Iranian authorities on Saturday launched an inquiry into the British-flagged oil tanker Stena Impero that was seized in the Strait of Hormuz over allegations of breaching maritime regulations, although its detention has a political motive.
Stena Impero and its 23 crew members are being held in the port of Bandar Abbas, the capital of the southern province of Hormuzgan, where it was taken after it was impounded by Iran’s Islamic Revolutionary Guard Corps (IRGC).
The seizure of the vessel has triggered a new diplomatic crisis between Iran and the United Kingdom, as well as a spike in tensions in the Persian Gulf region.
The cause of a collision between the tanker and a fishing boat are being investigated, director-general of the ports and maritime department of Hormuzgan, Allahmorad Afifipour said.
Stena Impero’s crew members will remain on board until the investigation is concluded, but they could be summoned by judicial authorities for “technical interviews,” Afifipour added.
The vessel was being held for turning off its GPS, entering the Strait via the southern route, which is supposed to be the way out, and not responding to warnings from the ports and maritime department, sources close to the case said, as cited by Iran's private Tasnim agency.
The crew includes 18 Indian sailors, including the captain, and five others from Russian, the Philippines and Latvia.
Stena Bulk, the owner of the ship, denied the vessel had not respected maritime regulations, adding that it had lost contact with the 30,000-ton tanker at around 3 pm GMT shortly after it received warnings that several ships and a helicopter were approaching.

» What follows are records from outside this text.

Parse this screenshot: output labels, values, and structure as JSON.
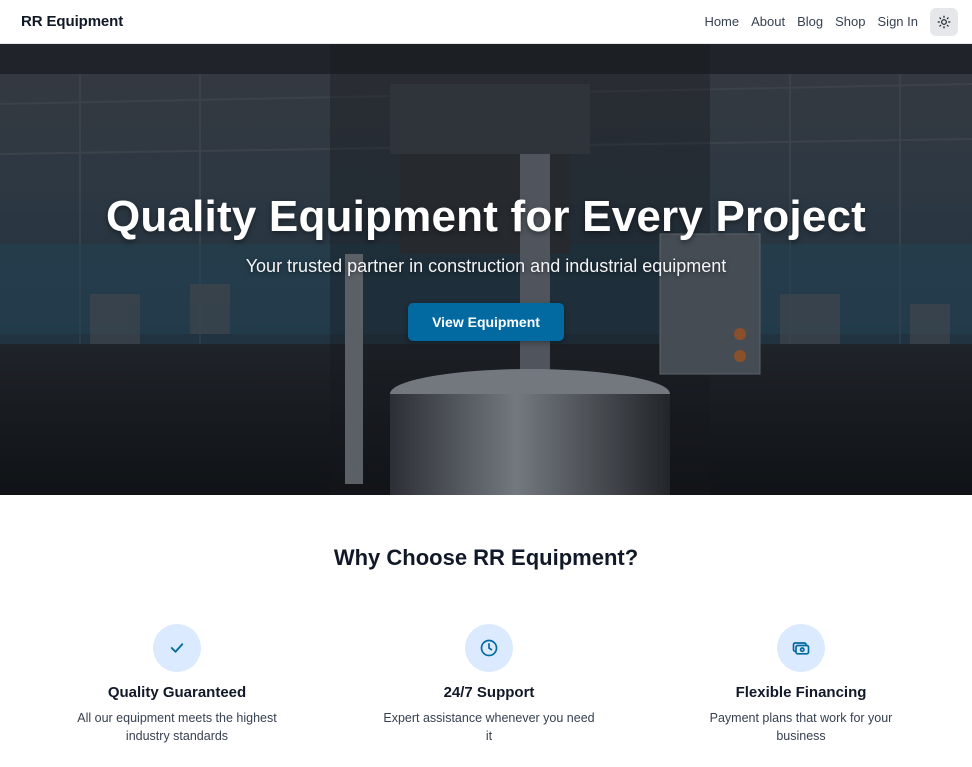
{
  "nav": {
    "brand": "RR Equipment",
    "links": [
      "Home",
      "About",
      "Blog",
      "Shop",
      "Sign In"
    ],
    "theme_toggle_icon": "sun-icon"
  },
  "hero": {
    "title": "Quality Equipment for Every Project",
    "subtitle": "Your trusted partner in construction and industrial equipment",
    "cta_label": "View Equipment",
    "cta_color": "#0369a1"
  },
  "why": {
    "title": "Why Choose RR Equipment?",
    "features": [
      {
        "icon": "check-icon",
        "title": "Quality Guaranteed",
        "description": "All our equipment meets the highest industry standards"
      },
      {
        "icon": "clock-icon",
        "title": "24/7 Support",
        "description": "Expert assistance whenever you need it"
      },
      {
        "icon": "money-icon",
        "title": "Flexible Financing",
        "description": "Payment plans that work for your business"
      }
    ],
    "icon_bg": "#dbeafe",
    "icon_color": "#0369a1"
  }
}
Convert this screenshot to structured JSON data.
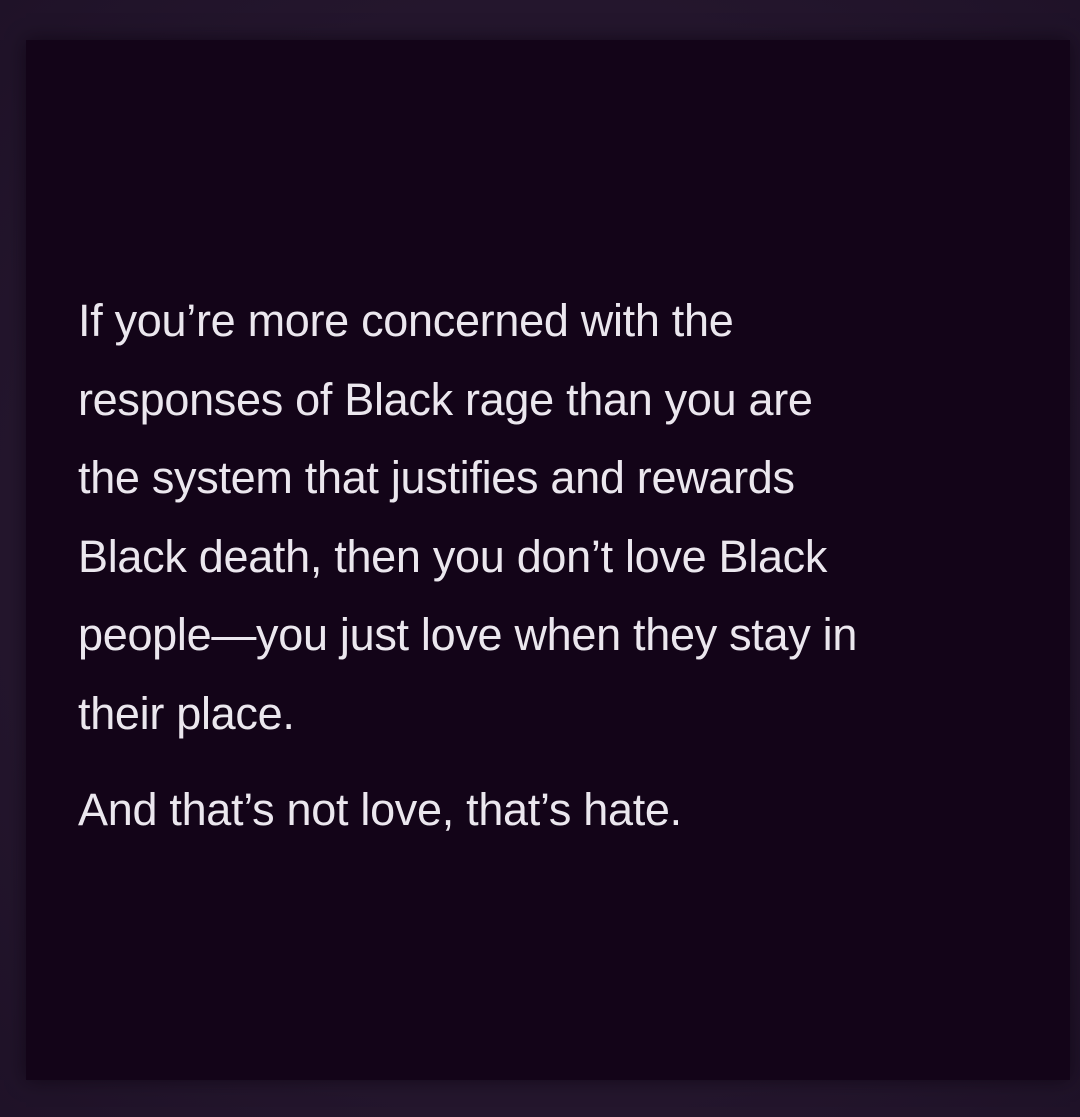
{
  "quote": {
    "lines": [
      "If you’re more concerned with the",
      "responses of Black rage than you are",
      "the system that justifies and rewards",
      "Black death, then you don’t love Black",
      "people—you just love when they stay in",
      "their place."
    ],
    "closing": "And that’s not love, that’s hate."
  },
  "colors": {
    "frame": "#2a1a35",
    "panel": "#130418",
    "text": "#ebe7ee"
  }
}
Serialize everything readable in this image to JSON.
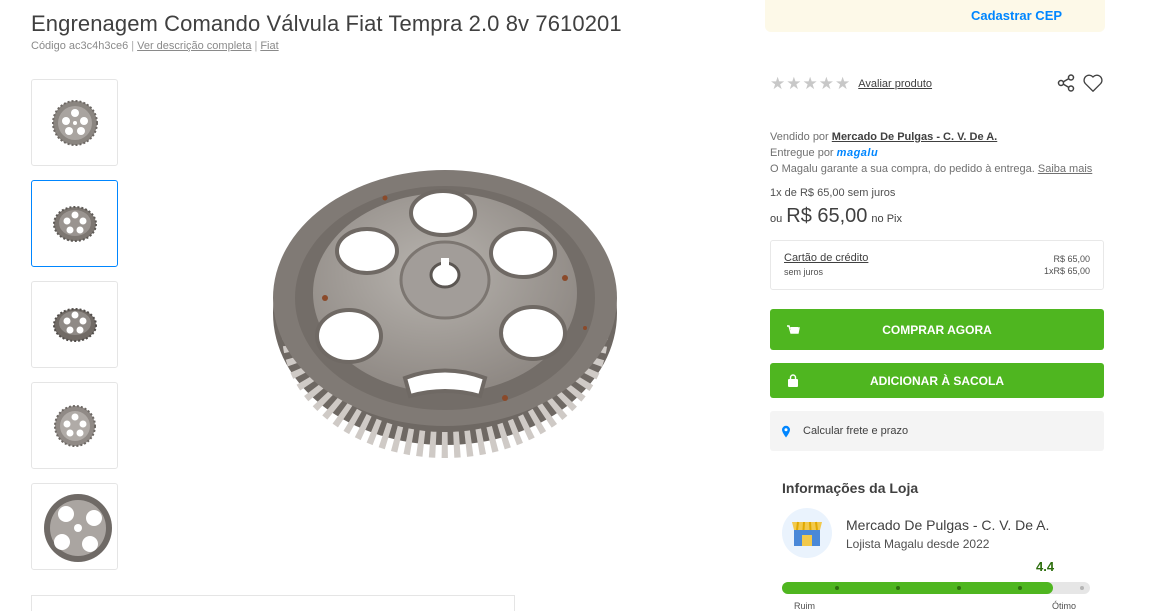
{
  "product": {
    "title": "Engrenagem Comando Válvula Fiat Tempra 2.0 8v 7610201",
    "code": "Código ac3c4h3ce6",
    "description_link": "Ver descrição completa",
    "brand_link": "Fiat"
  },
  "gallery": {
    "thumbnail_count": 5,
    "active_index": 1
  },
  "cep": {
    "link": "Cadastrar CEP"
  },
  "rating": {
    "stars": 0,
    "link": "Avaliar produto"
  },
  "seller": {
    "sold_by_label": "Vendido por",
    "sold_by_name": "Mercado De Pulgas - C. V. De A.",
    "delivered_by_label": "Entregue por",
    "delivered_by_name": "magalu",
    "guarantee_text": "O Magalu garante a sua compra, do pedido à entrega.",
    "learn_more": "Saiba mais"
  },
  "pricing": {
    "installments": "1x de R$ 65,00 sem juros",
    "ou": "ou",
    "pix_price": "R$ 65,00",
    "pix_label": "no Pix"
  },
  "credit_card": {
    "label": "Cartão de crédito",
    "sub": "sem juros",
    "price": "R$ 65,00",
    "installment": "1xR$ 65,00"
  },
  "buttons": {
    "buy": "COMPRAR AGORA",
    "bag": "ADICIONAR À SACOLA"
  },
  "shipping": {
    "label": "Calcular frete e prazo"
  },
  "store": {
    "heading": "Informações da Loja",
    "name": "Mercado De Pulgas - C. V. De A.",
    "since": "Lojista Magalu desde 2022",
    "score": "4.4",
    "score_fraction": 0.88,
    "scale_low": "Ruim",
    "scale_high": "Ótimo"
  },
  "colors": {
    "accent_blue": "#0086ff",
    "button_green": "#4fb620",
    "score_green": "#2e6f0e"
  },
  "icons": [
    "share-icon",
    "heart-icon",
    "cart-icon",
    "bag-icon",
    "location-pin-icon",
    "store-icon"
  ]
}
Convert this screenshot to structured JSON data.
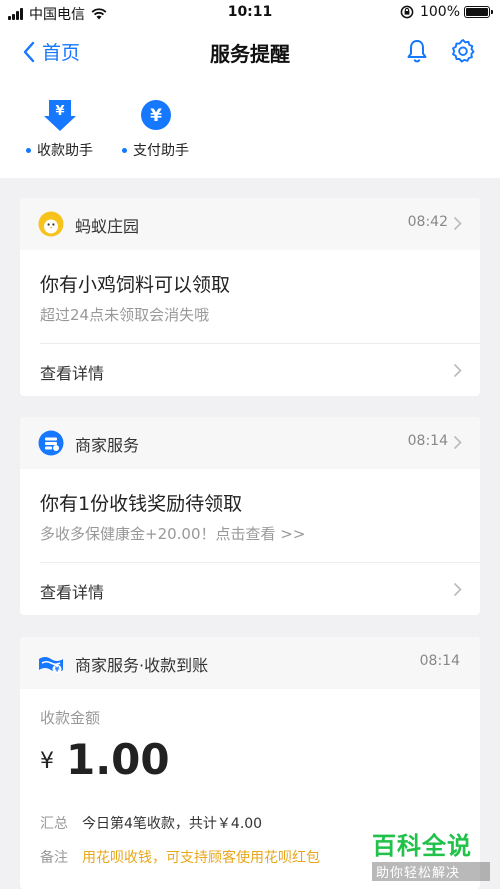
{
  "status_bar": {
    "carrier": "中国电信",
    "time": "10:11",
    "battery": "100%",
    "battery_level": 1.0
  },
  "nav": {
    "back_label": "首页",
    "title": "服务提醒"
  },
  "helpers": [
    {
      "label": "收款助手",
      "icon": "yuan-download-icon"
    },
    {
      "label": "支付助手",
      "icon": "yuan-circle-icon"
    }
  ],
  "cards": [
    {
      "icon": "chick-avatar-icon",
      "title": "蚂蚁庄园",
      "time": "08:42",
      "headline": "你有小鸡饲料可以领取",
      "subtitle": "超过24点未领取会消失哦",
      "link": "查看详情"
    },
    {
      "icon": "merchant-service-icon",
      "title": "商家服务",
      "time": "08:14",
      "headline": "你有1份收钱奖励待领取",
      "subtitle": "多收多保健康金+20.00！点击查看 >>",
      "link": "查看详情"
    },
    {
      "icon": "merchant-receipt-icon",
      "title": "商家服务·收款到账",
      "time": "08:14",
      "amount_label": "收款金额",
      "currency": "¥",
      "amount": "1.00",
      "summary_label": "汇总",
      "summary_value": "今日第4笔收款，共计￥4.00",
      "note_label": "备注",
      "note_value": "用花呗收钱，可支持顾客使用花呗红包"
    }
  ],
  "watermark": {
    "title": "百科全说",
    "subtitle": "助你轻松解决"
  },
  "colors": {
    "accent": "#1677ff",
    "note": "#e8a71b",
    "watermark": "#22c14a"
  }
}
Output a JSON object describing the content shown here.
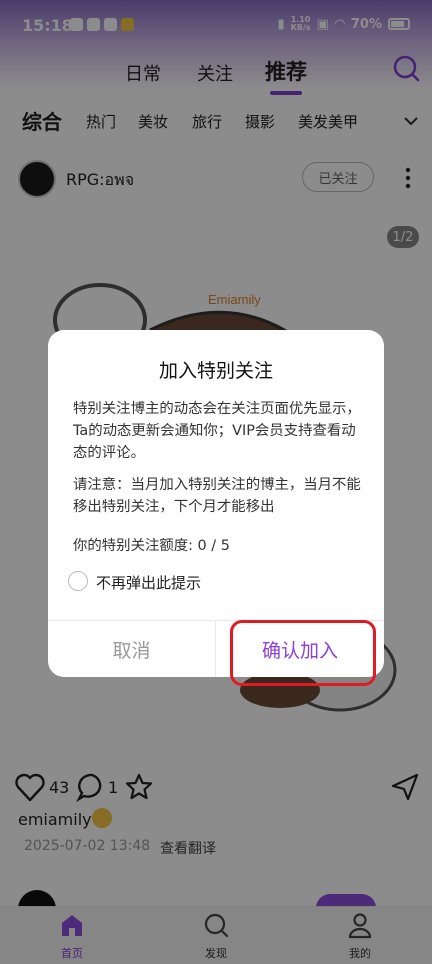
{
  "status_bar": {
    "time": "15:18",
    "net_rate_top": "1.10",
    "net_rate_bottom": "KB/s",
    "battery": "70%"
  },
  "top_tabs": [
    "日常",
    "关注",
    "推荐"
  ],
  "active_top_tab": "推荐",
  "categories": [
    "综合",
    "热门",
    "美妆",
    "旅行",
    "摄影",
    "美发美甲"
  ],
  "post": {
    "author": "RPG:อพจ",
    "follow_label": "已关注",
    "page_indicator": "1/2",
    "like_count": "43",
    "comment_count": "1",
    "caption": "emiamily",
    "date": "2025-07-02 13:48",
    "translate_label": "查看翻译",
    "illustration_text": "Emiamily"
  },
  "dialog": {
    "title": "加入特别关注",
    "para1": "特别关注博主的动态会在关注页面优先显示，Ta的动态更新会通知你；VIP会员支持查看动态的评论。",
    "para2": "请注意：当月加入特别关注的博主，当月不能移出特别关注，下个月才能移出",
    "quota": "你的特别关注额度: 0 / 5",
    "checkbox_label": "不再弹出此提示",
    "cancel": "取消",
    "confirm": "确认加入"
  },
  "bottom_nav": [
    "首页",
    "发现",
    "我的"
  ],
  "colors": {
    "accent": "#7f3fcf",
    "highlight": "#e01b24"
  }
}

Rhe tanker was intercepted by the Iranian navy while on its way to Saudi Arabia from United Arab Emirates.
Although Iranian authorities say it was being held on legal grounds, several officials said the seizure was an act of retaliation over the holding of the Iranian oil tanker, Grace 1, off Gibraltar a couple of weeks ago.
Mohsen Rezaee, the secretary of the powerful Expediency Discernment Council, said on Twitter Iran would not back down when it comes to “taking retaliatory measures,” even against the “Queen” of England.
"The Iranian government's correct measure to confront the illegitimate economic war and seizure of oil tankers is an instance of this rule and is based on international rights,"Abbas Ali Kadkhodaei, spokesman for Iran's Guardian Council said.
Iran’s Minister of Foreign Affairs Mohamad Javad Zarif said the United Kingdom needed to stop acting as an "accessory" to United States sanctions against his country.
“UK must cease being an accessory to economic terrorism of the US,” Zarif said on Twitter, alluding to Washington-imposed sanctions after the US withdrew from the 2015 nuclear deal.
“Unlike the piracy in the Strait of Gibraltar, our action in the Persian Gulf is to uphold int’l maritime rules,” Zarif added in his tweet. “It is IRAN that guarantees the security of the Persian Gulf and the Strait of Hormuz.”
On July 4, the British navy impounded Iranian tanker Grace 1 off Gibraltar over suspicions the vessel was transporting oil to Syria, which would constitute a violation of European Union sanctions.
Supreme Leader Ayatollah Ali Khamenei considered the incident an “act of maritime piracy,” warning that his country would respond at the right moment.
That moment, apparently, was Friday night in the Strait of Hormuz, a strategic maritime pass between Iran and Oman.
Iran had taken advantage of “the minimum violation” of the maritime rules by the vessel, which under different circumstances it would not otherwise have paid any attention to, according to political analyst Mohamad Marandi.
“It was a response to the seizure of the Iranian oil tanker by the United Kingdom in Gibraltar and, until its release, it is likely that the British will be retained and that others will be captured,” he told Efe.
From London, there were no signs of Grace 1 being released, while Foreign Secretary Jeremy Hunt warned of “serious consequences” if the situation was not resolved soon.
He accused Tehran of taking a dangerous path, but was relying on diplomatic efforts rather than a military option. EFE-EPA